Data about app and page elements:

<<<<

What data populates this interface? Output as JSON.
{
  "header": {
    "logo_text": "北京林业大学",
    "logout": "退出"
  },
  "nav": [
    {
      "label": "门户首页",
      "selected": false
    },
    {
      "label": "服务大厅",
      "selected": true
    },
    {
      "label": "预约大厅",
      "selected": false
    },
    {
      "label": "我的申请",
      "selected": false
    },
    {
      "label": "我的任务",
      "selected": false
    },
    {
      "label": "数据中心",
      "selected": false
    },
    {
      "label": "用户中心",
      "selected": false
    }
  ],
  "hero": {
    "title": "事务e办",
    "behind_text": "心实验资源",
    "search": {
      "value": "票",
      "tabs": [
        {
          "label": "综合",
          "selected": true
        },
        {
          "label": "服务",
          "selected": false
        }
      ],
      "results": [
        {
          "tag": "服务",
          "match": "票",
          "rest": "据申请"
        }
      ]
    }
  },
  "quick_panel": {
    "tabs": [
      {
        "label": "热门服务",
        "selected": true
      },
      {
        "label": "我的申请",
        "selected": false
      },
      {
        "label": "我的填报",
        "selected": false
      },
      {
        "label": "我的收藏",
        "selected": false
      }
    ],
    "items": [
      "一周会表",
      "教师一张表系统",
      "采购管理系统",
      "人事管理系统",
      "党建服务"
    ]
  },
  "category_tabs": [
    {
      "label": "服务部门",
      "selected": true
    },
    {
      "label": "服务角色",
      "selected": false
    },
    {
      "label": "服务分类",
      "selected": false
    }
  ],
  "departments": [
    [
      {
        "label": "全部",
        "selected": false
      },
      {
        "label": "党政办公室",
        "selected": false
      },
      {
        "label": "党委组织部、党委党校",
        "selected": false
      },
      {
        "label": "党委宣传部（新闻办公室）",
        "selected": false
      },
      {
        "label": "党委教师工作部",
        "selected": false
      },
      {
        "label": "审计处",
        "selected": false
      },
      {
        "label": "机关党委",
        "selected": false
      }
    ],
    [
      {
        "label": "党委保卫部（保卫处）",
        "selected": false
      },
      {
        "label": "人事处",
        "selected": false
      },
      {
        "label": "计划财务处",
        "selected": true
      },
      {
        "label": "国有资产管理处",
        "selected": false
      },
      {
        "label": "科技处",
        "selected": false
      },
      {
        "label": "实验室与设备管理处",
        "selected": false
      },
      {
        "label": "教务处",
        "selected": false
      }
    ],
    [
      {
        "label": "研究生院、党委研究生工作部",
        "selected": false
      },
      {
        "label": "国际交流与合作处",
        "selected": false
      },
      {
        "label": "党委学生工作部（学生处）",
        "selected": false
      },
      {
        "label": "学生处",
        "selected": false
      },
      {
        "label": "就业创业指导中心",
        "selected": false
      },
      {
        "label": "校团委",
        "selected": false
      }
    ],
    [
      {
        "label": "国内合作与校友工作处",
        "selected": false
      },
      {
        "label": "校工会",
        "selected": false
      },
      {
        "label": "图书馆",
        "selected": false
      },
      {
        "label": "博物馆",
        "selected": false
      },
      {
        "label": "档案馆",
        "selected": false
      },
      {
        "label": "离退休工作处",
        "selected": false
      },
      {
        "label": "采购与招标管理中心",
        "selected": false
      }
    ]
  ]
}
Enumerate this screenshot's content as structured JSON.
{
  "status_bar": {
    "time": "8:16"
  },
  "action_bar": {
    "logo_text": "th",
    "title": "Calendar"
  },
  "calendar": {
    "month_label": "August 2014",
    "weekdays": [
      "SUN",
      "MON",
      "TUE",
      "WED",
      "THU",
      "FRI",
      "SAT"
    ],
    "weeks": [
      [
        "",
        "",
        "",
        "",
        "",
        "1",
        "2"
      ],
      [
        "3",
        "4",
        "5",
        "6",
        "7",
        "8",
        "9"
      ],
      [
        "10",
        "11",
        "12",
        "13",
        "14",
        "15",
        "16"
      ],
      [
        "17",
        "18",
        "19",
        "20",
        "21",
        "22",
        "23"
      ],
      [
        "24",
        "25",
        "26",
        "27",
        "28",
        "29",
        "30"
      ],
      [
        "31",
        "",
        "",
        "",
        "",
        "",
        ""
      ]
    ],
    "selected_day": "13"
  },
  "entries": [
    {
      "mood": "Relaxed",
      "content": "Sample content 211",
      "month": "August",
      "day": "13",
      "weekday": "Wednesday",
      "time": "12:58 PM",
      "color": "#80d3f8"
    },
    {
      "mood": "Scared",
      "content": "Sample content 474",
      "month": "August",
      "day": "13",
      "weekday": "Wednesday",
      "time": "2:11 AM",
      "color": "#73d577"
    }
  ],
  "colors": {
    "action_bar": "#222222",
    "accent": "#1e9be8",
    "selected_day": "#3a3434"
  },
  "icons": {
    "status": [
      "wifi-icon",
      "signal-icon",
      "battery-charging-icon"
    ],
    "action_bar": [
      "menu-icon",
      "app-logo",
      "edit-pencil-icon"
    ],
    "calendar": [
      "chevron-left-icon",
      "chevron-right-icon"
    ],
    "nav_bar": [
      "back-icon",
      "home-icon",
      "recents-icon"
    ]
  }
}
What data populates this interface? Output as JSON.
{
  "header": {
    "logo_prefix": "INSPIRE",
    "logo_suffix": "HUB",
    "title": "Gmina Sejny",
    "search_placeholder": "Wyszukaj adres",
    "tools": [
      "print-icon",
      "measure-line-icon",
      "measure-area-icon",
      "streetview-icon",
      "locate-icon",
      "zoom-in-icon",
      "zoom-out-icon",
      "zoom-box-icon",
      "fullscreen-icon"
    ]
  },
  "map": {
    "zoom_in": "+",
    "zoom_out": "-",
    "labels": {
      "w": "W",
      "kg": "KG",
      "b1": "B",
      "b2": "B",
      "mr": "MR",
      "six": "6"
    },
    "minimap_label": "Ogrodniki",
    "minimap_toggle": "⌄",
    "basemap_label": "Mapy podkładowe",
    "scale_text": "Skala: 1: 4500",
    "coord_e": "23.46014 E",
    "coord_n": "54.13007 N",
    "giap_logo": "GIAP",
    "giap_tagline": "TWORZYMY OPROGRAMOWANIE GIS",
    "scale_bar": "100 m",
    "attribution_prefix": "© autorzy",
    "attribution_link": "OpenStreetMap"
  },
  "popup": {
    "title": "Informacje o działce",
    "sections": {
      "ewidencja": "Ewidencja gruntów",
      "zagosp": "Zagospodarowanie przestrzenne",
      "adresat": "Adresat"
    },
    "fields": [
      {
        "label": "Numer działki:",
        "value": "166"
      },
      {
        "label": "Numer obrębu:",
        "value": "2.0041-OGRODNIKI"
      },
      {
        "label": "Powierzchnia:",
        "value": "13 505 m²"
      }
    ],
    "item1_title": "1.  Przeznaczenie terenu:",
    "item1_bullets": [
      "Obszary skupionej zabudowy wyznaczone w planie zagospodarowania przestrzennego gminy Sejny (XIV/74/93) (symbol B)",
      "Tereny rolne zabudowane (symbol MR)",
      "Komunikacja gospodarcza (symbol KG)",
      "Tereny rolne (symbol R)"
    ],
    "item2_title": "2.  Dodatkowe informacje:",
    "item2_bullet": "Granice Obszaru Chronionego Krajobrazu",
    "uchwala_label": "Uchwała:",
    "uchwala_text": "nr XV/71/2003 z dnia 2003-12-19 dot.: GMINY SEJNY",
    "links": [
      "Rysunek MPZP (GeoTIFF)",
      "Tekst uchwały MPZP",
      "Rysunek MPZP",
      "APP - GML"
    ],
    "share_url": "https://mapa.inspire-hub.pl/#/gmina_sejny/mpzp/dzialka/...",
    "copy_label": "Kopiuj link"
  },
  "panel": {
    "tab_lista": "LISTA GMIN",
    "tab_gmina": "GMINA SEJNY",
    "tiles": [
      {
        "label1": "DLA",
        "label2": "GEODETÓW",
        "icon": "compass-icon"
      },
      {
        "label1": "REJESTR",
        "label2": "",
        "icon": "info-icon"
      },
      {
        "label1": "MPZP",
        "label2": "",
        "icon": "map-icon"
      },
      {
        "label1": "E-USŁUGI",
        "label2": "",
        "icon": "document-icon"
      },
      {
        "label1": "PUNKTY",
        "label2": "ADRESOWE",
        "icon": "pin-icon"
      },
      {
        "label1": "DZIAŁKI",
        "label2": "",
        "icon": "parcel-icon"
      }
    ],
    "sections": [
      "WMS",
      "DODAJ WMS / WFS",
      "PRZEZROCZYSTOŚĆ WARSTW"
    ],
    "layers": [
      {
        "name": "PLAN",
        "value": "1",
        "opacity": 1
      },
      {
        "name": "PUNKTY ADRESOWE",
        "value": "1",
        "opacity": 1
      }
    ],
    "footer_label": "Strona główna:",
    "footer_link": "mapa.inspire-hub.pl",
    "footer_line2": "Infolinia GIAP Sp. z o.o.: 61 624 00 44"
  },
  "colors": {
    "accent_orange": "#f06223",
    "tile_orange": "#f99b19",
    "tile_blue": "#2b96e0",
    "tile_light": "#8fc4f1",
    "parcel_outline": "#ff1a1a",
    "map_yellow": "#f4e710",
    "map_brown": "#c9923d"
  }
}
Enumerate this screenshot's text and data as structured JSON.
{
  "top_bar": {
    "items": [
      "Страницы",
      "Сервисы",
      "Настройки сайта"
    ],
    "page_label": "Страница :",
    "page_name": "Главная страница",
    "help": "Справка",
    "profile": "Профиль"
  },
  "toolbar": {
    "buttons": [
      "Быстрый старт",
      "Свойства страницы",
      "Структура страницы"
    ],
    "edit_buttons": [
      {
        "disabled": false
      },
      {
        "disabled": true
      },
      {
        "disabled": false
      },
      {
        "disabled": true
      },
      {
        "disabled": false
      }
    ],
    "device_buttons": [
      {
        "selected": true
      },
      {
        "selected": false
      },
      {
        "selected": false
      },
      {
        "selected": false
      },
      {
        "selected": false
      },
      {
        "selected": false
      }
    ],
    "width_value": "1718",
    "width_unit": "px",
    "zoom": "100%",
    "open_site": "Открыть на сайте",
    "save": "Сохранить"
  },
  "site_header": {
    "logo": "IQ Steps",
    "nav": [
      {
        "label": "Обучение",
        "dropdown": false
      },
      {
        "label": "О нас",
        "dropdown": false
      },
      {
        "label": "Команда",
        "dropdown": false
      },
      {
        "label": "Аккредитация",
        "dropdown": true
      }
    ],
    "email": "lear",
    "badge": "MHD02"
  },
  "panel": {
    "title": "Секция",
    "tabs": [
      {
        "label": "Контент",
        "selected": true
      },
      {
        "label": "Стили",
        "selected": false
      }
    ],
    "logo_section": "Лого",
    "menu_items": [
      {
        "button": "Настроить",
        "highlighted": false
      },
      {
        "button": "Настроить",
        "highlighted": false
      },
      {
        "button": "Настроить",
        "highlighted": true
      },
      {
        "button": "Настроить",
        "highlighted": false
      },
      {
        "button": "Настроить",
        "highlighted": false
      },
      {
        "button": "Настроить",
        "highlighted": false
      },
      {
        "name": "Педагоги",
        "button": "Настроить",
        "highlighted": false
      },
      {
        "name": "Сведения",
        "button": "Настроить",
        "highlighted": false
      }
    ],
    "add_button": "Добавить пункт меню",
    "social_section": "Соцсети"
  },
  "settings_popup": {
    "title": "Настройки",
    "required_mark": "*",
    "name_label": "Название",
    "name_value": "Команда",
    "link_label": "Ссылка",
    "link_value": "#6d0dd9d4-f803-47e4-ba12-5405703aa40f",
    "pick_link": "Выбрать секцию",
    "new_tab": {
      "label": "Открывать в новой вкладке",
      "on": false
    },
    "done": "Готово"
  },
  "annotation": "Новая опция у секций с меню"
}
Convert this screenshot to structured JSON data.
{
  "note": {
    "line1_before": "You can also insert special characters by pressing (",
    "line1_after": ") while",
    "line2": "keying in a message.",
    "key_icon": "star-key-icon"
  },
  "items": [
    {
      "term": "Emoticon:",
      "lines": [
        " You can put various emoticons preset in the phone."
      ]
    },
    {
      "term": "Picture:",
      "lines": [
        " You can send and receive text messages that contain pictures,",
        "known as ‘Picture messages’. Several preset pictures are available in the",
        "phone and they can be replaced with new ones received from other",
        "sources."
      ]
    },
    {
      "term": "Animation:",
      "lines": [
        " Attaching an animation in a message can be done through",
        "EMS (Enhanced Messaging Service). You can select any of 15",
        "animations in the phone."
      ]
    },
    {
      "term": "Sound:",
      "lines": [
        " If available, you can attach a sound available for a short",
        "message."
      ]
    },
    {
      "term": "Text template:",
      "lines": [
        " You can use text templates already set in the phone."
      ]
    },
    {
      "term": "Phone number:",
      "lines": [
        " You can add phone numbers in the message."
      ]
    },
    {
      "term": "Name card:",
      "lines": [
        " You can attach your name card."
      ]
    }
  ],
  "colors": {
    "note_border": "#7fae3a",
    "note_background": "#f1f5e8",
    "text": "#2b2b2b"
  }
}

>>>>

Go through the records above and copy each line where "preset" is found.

        " You can put various emoticons preset in the phone."
        "known as ‘Picture messages’. Several preset pictures are available in the",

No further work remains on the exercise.